William M. Finkelstein’s screenplay has some good scenes (including at least one that reminds of, and rivals, the shock value of that horrifying traffic stop in the original Bad Lieutenant) and a sound structure that allows for the indulgences of its director and star; it somehow seems perfectly logical that, midway through, McDonagh ends up heading to Biloxi with a fifteen-year-old witness and his dad’s dog so that he can pick up his hooker girlfriend. The character is written with complexity beyond his vices; it is unfortunate but true that McDonagh is good at being a cop (even if he’s not a “good cop”). He’s got steady instincts, and he’s strong in the interrogation room. If only he weren’t having all those pesky hallucinations.

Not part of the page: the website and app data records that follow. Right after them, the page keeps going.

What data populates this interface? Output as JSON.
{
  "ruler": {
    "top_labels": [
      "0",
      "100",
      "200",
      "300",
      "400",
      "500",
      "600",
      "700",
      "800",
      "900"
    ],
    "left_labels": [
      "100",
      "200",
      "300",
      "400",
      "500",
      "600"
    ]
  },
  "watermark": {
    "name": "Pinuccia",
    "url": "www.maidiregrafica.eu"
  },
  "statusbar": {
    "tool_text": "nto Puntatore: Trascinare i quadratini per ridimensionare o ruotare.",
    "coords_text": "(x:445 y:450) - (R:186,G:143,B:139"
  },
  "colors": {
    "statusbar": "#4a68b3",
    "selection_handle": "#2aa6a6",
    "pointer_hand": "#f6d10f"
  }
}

The screenplay provides a darkly comic motor to the picture, and much of it is played at that pitch, with great success–Cage’s jittery explosion at a pharmacy clerk and his gun-waving interrogation of two elderly women build to juicy and explosively funny comic payoffs. It’s got such a wicked and knowing sense of humor, in fact, that the mere phrase “property room” becomes a punchline by the picture’s end. It is, my no means, a “funny” movie in any kind of traditional sense, but it uses dark humor as a weapon to keep its viewers on their toes, adding to the unpredictability and oddball, insane style of the piece.